Richard Chessum on being a victim of government spy cops
How seriously should we view the secret state? What impact does it have on our daily lives as political activists? How concerned should we be that it may be directly influencing the direction of our politics more widely?
Several years ago I was approached by an undercover research team and asked if I would be prepared to be a core participant in the Mitting Inquiry set up by Theresa May when she was home secretary to investigate aspects of undercover policing. The concerns arose out of the practices over several decades of the Special Demonstration Squad (SDS), created after the big demonstrations against the Vietnam war in 1967/8. It has never been in doubt that the state in so-called capitalist democracies spies on activists, mostly on those of us on the left of the political spectrum. That has been well documented. Every state has its spies, but just how numerous are they and how intensive is their intrusion into our private lives and not just our politics?
I was befriended by one such ‘spy cop’ in the 1970’s and thought he was a friend and colleague for nearly two years. That experience was in the distant past and had not been uppermost in my consciousness for decades until recently. However, my involvement in the Mitting Inquiry and the evidence uncovered by my legal team has persuaded me to re-assess the whole experience and its significance.
The scandal surrounding the SDS revolves around the methods it employed, taking the identities of dead children of bereaved families without their consent, and sexually targeting and exploiting leading women in the organisations it infiltrated. The most notorious of these activities included having a child with one of these women and being present at the birth. There was also the extraordinary revelation that another of the spy cops had actually re-emerged as an assistant police commissioner responsible for monitoring police behaviour! In both of these examples, as with so many others, the women concerned thought they were in a substantive relationship and had no idea of the real identity of the men involved, leading to justified claims that they had been “raped by the state”.
So much was common knowledge before my involvement with the inquiry. What has emerged since? And what extra does it tell us that we had no evidence for before?
The man who befriended me became a political colleague in the Troops Out Movement (TOM), campaigning for a united Ireland and the withdrawal of British troops from the north. It is clear that he did so because he thought his closeness to me would give him political credibility with other campaigners as he had no track record of his own. He adopted the name of a deceased child called Rick Gibson, but his real name was Richard Clark, and he was a police spy in the SDS who eventually became a detective inspector.
Mitting himself at first thought his deployment was “unremarkable” (his own word), but came to believe through the evidence I gave that he had been wrong. My own legal team did their own investigations and came to believe that his deployment could well have been a game changer.

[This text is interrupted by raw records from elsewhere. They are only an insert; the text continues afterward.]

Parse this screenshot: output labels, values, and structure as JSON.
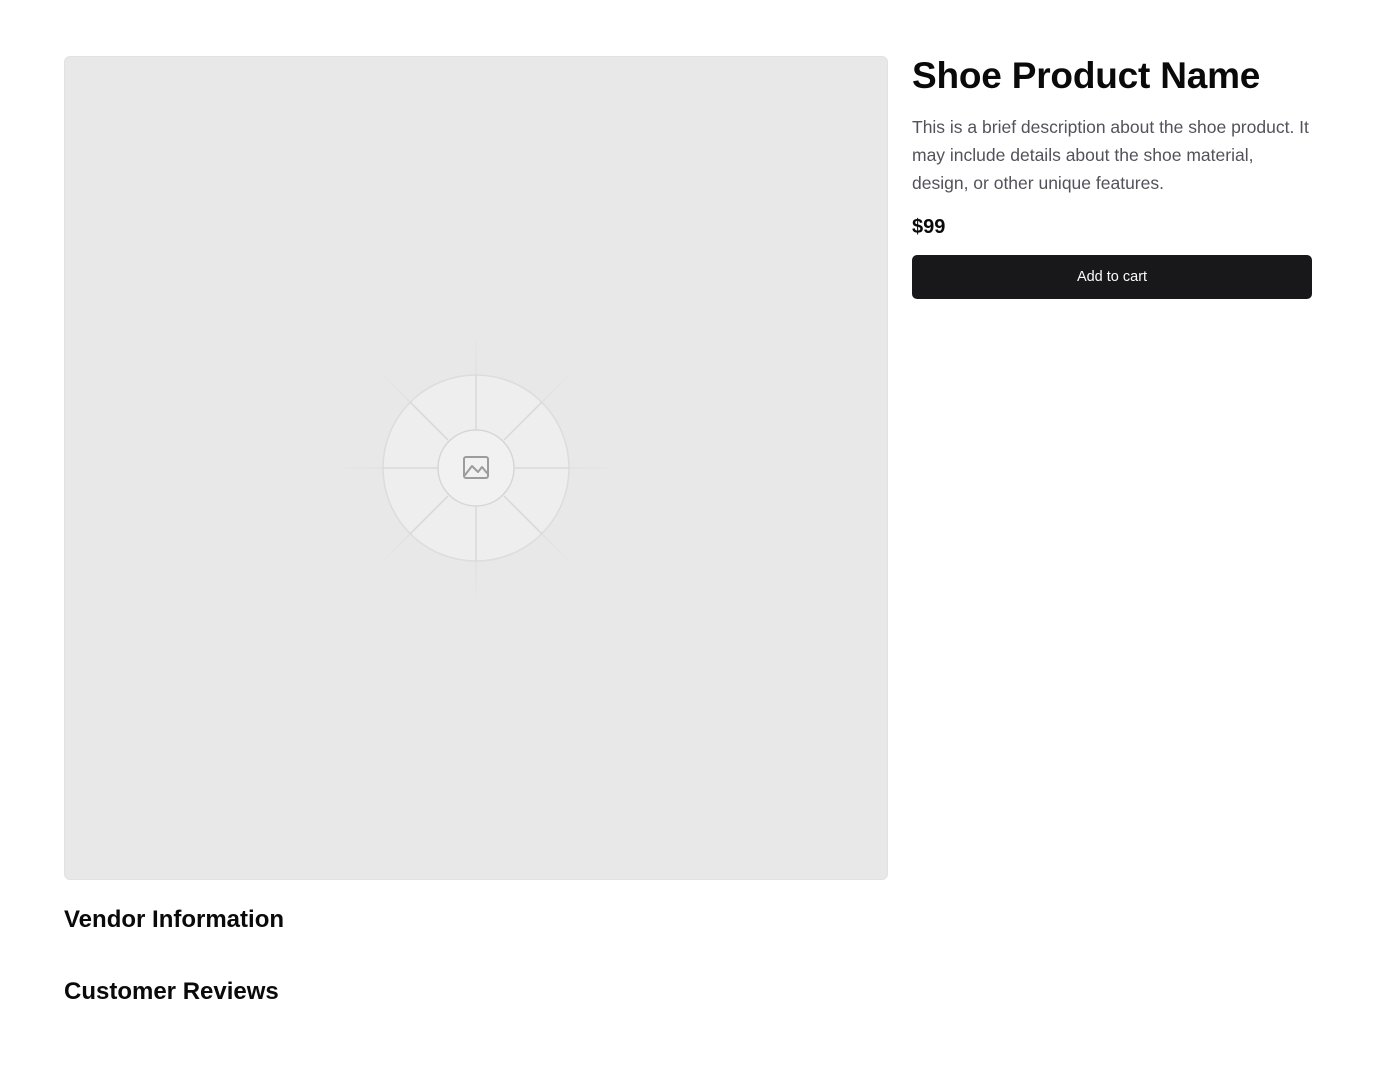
{
  "product": {
    "title": "Shoe Product Name",
    "description": "This is a brief description about the shoe product. It may include details about the shoe material, design, or other unique features.",
    "price": "$99",
    "add_to_cart_label": "Add to cart",
    "image_icon": "image-icon"
  },
  "sections": {
    "vendor_heading": "Vendor Information",
    "reviews_heading": "Customer Reviews"
  },
  "colors": {
    "button_background": "#18181b",
    "button_text": "#fafafa",
    "image_placeholder_background": "#e8e8e8",
    "description_text": "#52525b"
  }
}
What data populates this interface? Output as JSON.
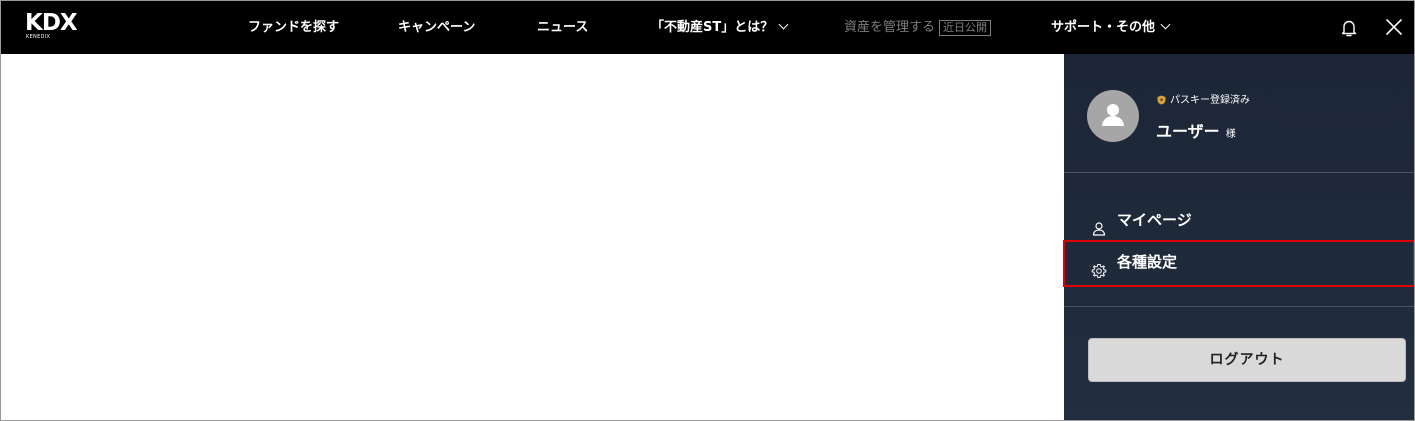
{
  "header": {
    "logo_main": "KDX",
    "logo_sub": "KENEDIX",
    "nav": [
      {
        "label": "ファンドを探す"
      },
      {
        "label": "キャンペーン"
      },
      {
        "label": "ニュース"
      },
      {
        "label": "「不動産ST」とは？"
      },
      {
        "label": "資産を管理する",
        "badge": "近日公開"
      },
      {
        "label": "サポート・その他"
      }
    ]
  },
  "panel": {
    "passkey_label": "パスキー登録済み",
    "user_name": "ユーザー",
    "user_suffix": "様",
    "menu": [
      {
        "label": "マイページ",
        "icon": "person-icon"
      },
      {
        "label": "各種設定",
        "icon": "gear-icon"
      }
    ],
    "logout_label": "ログアウト"
  },
  "colors": {
    "topbar_bg": "#000000",
    "panel_bg": "#1f2a3b",
    "highlight": "#e00000",
    "logout_bg": "#d9d9d9",
    "disabled_text": "#7d7d7d"
  }
}
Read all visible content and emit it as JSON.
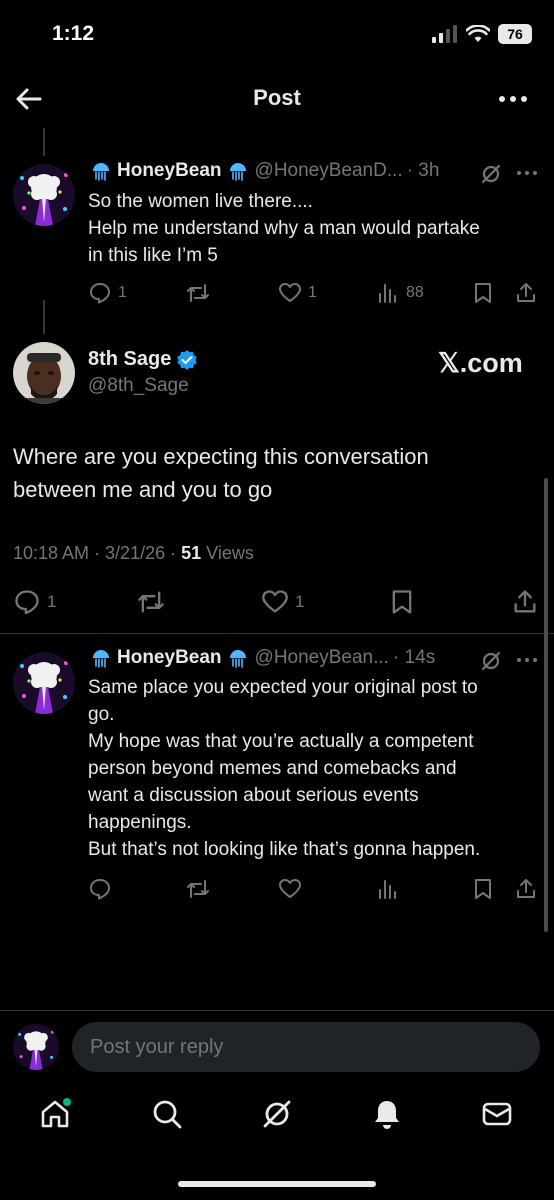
{
  "status": {
    "time": "1:12",
    "battery": "76"
  },
  "header": {
    "title": "Post"
  },
  "parent_tweet": {
    "name": "HoneyBean",
    "handle": "@HoneyBeanD...",
    "time": "· 3h",
    "lines": [
      "So the women live there....",
      "Help me understand why a man would partake",
      "in this like I’m 5"
    ],
    "replies": "1",
    "likes": "1",
    "views": "88"
  },
  "main_tweet": {
    "name": "8th Sage",
    "handle": "@8th_Sage",
    "source": "𝕏.com",
    "lines": [
      "Where are you expecting this conversation",
      "between me and you to go"
    ],
    "timestamp": "10:18 AM · 3/21/26 · ",
    "views_count": "51",
    "views_label": " Views",
    "replies": "1",
    "likes": "1"
  },
  "reply_tweet": {
    "name": "HoneyBean",
    "handle": "@HoneyBean...",
    "time": "· 14s",
    "lines": [
      "Same place you expected your original post to",
      "go.",
      "My hope was that you’re actually a competent",
      "person beyond memes and comebacks and",
      "want a discussion about serious events",
      "happenings.",
      "But that’s not looking like that’s gonna happen."
    ]
  },
  "composer": {
    "placeholder": "Post your reply"
  },
  "colors": {
    "background": "#000000",
    "text": "#e7e9ea",
    "muted": "#71767b",
    "verified": "#1d9bf0",
    "notification_dot": "#00ba7c"
  }
}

What we now know is that, far from being a rogue officer, Rick Gibson was actually boasting about his sexual relationships in the presence of other SDS men. We also now know that one of the earliest instructions to officers deployed was that they should not take on roles of responsibility in the movements they infiltrated, yet Rick Gibson quickly became secretary of our local TOM branch, then rose to become London organiser and finally national secretary, in a pivotal role in the whole organisation. This was also known to his superiors who allowed it to happen and may even have helped him facilitate it.
Gibson’s deployment acted as a template adopted by the SDS, not only targeting key women for relationships to give themselves a cover, but also moving up hierarchies to influence the direction of movements and, in extremis, almost certainly attempting to sabotage and derail them.
How high did all this go? The deployment of the SDS was sanctioned at the highest level up to and including the prime minister of the time, and its more sordid activities were clearly known about and not prevented by senior police officers. So were the tactics and strategy decided from the start, or did Rick Gibson’s ‘successes’ change the name of the game? One thing is clear: his deployment was most definitely not ‘unremarkable’.
What has also emerged in the course of this inquiry is that others that I thought at the time were political colleagues were also SDS spy cops, including a very helpful and sympathetic vice-president of a local students union supporting our local TOM. Professional infiltrators were not uncommon, indeed quite numerous. Two a penny, you might say. And the reports – sent on a regular basis to MI5 – about me and some of my relatives and friends give very detailed descriptions not only of our political activities but also about our private lives and even our general appearance. So I ask myself, how many times have I been targeted since, especially, as I strongly suspect, when I was a Labour parliamentary candidate.
More generally, should we assume that today such detailed monitoring continues? That we are all being watched and monitored goes without saying. It has always happened. But how intrusive and all-encompassing is the secret state in our own time? And who are the people in high places who are authorising it? Is there any reason to believe that those who govern us in 2021 are more trustworthy than those who have gone before? One only has to ask the question…